“This female southern rockhopper will help grow the population in our SSP program for southern rockhoppers through production of future offspring at the New England Zoo,” explains Ms. McIntosh.
“Currently, we have 358 birds in 13 institutions in the US. Through my work as the SSP coordinator, I help holding facilities monitor breeding pairs to ensure appropriate genetic diversity for the population to remain sustainable, ultimately for 100 years or more. A lot of work, care, and thought goes into these birds, to maintain their presence in zoos and aquariums. Thank you to the New England crew for your dedication to the species!”
Aquarium Visitors Delighted by Adorable “Ambassador”
Back at the New England Aquarium, visitors can’t wait to catch a glimpse of the newest member of the southern rockhopper colony.
Eric Fox explains, “Our visitors are just as excited to see our new addition on exhibit as we are. You never know what she’ll be up to, whether it’s zipping through the water, climbing on the rocks, vocalizing at another penguin, or taking a nap in someone else’s territory.
“She serves as the perfect example for our visitors of what our job is all about: bolstering a species that is threatened in the wild and inspiring people to do more to help protect them.”
The new addition currently remains nameless, but a name reveal is expected in the near future.
While visitors eagerly await the unveiling of the new chick’s name, there is one clue: the Aquarium has indicated that it favors penguin names linked to natural history and conservation.
This naming effort is part of a mission the Aquarium takes seriously: helping visitors feel a connection to these birds who are ambassadors for a species that has perilously dwindled, but with dedication and care, may have a more hopeful future.

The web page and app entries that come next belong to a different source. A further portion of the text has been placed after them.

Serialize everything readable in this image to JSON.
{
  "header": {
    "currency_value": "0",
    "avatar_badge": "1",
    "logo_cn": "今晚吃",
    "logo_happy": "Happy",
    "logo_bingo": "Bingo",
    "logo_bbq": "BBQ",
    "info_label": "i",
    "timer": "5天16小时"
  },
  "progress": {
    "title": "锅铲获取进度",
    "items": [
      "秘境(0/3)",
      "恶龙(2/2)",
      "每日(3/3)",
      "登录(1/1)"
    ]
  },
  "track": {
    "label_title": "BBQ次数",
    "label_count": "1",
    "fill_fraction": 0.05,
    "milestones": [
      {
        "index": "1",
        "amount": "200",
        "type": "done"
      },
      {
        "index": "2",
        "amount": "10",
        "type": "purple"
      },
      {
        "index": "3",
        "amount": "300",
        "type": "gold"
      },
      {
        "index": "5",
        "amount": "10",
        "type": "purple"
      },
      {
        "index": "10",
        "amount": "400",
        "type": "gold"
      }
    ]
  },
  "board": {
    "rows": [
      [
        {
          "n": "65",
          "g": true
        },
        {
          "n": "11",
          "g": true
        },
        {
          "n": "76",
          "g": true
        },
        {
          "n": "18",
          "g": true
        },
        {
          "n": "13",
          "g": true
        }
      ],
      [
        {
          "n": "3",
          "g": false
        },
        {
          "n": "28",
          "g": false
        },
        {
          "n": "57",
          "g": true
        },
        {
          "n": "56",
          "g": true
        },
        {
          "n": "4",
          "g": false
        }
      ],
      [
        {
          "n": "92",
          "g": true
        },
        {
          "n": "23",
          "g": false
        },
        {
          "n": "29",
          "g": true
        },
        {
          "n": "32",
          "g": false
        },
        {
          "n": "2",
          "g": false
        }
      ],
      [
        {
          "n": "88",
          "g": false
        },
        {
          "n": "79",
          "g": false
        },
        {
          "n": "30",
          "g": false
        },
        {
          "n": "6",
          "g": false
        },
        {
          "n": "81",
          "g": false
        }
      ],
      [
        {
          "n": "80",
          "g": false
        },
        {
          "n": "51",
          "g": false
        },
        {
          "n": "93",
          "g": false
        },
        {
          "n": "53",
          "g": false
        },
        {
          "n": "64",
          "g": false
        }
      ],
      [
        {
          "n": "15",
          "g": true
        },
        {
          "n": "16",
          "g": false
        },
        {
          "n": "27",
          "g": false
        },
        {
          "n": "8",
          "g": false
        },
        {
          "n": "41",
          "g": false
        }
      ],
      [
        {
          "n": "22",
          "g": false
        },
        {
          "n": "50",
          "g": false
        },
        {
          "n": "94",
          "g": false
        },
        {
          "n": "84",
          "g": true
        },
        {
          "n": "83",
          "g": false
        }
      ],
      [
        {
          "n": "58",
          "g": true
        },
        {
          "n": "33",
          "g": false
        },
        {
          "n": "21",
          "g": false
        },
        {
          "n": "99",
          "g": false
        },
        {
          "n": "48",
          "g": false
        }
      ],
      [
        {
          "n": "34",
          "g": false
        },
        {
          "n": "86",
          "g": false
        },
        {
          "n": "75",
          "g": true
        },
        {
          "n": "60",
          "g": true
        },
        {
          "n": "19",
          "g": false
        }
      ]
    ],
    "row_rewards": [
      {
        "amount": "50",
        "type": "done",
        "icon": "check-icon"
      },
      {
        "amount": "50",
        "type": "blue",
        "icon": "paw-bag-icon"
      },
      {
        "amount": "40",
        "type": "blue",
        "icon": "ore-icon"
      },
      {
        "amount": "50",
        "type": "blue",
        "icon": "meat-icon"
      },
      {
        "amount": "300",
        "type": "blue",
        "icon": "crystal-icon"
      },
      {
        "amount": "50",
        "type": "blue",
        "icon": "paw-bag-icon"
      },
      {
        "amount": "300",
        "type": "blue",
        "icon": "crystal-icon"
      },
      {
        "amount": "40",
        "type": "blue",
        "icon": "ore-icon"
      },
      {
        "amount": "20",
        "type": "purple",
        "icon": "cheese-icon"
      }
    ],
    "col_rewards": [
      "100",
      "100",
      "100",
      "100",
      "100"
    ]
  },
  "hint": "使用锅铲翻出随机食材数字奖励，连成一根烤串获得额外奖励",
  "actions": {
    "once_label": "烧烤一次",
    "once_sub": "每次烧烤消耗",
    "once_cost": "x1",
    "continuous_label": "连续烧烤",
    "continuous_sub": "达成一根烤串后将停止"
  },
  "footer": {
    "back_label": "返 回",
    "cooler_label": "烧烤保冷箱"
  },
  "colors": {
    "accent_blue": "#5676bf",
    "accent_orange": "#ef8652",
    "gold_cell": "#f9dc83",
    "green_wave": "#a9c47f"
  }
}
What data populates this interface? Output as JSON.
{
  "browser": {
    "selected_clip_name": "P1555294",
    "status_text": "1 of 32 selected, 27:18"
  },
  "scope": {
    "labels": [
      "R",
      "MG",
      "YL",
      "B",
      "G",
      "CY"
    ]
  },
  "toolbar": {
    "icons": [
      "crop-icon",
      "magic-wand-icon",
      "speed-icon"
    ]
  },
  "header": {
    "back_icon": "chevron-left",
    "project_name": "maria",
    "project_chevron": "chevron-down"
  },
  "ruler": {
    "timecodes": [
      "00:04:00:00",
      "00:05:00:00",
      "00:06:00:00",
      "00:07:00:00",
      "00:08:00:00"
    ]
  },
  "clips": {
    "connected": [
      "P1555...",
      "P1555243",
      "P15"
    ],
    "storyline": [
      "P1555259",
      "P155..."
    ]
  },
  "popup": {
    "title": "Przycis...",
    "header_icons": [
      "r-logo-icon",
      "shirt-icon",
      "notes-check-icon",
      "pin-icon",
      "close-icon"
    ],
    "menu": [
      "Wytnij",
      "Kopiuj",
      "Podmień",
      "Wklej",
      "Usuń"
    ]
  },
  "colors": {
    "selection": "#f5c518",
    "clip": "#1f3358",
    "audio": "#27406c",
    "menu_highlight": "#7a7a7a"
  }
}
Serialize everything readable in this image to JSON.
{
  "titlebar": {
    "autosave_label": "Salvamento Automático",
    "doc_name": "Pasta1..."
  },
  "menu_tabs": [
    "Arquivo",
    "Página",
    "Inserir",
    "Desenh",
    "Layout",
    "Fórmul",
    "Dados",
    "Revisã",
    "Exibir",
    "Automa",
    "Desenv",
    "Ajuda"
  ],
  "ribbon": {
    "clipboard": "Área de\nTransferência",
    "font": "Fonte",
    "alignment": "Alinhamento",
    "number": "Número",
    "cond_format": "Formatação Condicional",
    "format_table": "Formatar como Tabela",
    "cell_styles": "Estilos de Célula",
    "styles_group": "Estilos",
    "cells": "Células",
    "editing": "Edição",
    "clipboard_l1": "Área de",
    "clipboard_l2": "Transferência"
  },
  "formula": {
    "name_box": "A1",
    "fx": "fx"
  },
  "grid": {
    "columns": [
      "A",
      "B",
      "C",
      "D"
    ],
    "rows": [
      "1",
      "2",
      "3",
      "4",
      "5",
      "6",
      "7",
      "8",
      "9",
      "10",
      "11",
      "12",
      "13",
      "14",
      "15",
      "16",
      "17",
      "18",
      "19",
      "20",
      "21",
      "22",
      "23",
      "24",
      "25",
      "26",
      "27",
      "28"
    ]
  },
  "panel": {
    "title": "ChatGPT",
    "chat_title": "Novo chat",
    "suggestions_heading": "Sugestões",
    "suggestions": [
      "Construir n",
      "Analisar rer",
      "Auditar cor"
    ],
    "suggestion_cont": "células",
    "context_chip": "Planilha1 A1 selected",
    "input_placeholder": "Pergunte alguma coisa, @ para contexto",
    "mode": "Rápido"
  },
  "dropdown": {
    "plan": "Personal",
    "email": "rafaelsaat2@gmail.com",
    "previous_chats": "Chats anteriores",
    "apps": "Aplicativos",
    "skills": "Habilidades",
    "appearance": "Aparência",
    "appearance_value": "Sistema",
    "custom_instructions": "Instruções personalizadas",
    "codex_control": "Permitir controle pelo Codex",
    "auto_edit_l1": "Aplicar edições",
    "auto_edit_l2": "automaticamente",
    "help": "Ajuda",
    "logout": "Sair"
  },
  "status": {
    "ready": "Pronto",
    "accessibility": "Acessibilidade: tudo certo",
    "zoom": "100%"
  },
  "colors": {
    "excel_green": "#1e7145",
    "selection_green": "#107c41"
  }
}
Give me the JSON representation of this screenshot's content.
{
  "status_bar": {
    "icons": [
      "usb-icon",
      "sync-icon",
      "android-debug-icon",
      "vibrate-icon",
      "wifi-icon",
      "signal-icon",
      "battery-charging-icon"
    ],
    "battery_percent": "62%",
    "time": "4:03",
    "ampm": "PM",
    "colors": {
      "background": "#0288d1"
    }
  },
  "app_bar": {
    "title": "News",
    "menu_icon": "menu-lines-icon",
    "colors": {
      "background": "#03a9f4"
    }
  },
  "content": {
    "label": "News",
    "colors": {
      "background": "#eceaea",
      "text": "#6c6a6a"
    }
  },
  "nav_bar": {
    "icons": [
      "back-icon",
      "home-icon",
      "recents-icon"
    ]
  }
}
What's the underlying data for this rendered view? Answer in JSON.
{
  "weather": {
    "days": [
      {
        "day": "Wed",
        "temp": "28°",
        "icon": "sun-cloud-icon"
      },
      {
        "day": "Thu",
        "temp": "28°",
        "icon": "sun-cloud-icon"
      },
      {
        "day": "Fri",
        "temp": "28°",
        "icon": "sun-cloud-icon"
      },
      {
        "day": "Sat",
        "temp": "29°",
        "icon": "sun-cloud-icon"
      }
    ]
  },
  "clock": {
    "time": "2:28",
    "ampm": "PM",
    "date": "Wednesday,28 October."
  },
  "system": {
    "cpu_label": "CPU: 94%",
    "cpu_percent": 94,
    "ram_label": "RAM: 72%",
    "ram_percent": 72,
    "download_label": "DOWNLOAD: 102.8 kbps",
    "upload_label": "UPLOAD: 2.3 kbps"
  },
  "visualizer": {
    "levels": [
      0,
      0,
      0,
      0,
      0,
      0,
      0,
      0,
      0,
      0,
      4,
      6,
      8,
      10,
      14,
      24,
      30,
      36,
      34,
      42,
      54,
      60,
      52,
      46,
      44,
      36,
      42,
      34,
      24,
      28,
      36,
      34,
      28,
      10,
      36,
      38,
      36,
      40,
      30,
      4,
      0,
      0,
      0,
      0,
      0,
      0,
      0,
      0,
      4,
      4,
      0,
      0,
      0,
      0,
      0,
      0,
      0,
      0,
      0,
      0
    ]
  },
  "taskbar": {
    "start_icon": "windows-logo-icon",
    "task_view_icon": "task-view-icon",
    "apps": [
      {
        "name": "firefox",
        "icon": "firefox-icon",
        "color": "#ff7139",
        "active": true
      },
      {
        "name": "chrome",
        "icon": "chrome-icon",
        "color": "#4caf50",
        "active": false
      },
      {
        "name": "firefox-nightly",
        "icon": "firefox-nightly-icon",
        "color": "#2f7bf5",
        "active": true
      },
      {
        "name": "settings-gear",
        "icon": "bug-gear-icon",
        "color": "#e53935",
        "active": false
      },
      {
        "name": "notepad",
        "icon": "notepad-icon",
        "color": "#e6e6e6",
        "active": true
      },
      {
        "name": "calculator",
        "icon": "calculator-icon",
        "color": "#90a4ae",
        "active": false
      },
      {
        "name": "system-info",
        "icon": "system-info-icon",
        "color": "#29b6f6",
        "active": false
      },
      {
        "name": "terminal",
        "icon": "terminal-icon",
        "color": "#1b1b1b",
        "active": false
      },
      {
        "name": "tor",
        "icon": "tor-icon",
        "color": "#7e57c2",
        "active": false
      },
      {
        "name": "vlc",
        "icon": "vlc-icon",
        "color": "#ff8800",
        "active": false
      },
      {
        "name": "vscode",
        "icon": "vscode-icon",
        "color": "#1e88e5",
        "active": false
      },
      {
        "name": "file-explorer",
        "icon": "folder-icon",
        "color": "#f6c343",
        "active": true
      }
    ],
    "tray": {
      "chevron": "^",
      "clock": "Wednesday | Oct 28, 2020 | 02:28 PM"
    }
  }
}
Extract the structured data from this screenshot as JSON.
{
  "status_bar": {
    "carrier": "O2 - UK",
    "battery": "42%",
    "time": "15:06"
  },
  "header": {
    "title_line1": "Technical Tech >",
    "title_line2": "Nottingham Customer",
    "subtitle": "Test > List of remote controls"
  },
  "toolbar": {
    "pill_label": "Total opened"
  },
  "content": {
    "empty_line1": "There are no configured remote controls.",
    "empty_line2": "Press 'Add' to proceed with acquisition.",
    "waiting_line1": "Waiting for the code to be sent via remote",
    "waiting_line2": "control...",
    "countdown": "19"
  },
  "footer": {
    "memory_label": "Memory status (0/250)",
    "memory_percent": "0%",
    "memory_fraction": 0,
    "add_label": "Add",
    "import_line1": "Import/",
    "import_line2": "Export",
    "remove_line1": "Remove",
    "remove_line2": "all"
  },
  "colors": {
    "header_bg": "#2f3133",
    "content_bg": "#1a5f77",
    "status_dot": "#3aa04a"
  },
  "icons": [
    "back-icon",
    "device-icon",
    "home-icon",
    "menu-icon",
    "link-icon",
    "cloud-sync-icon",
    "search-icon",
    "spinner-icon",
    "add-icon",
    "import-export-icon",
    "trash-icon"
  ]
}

This is a syndicated article, and was first published on Wealth of Geeks.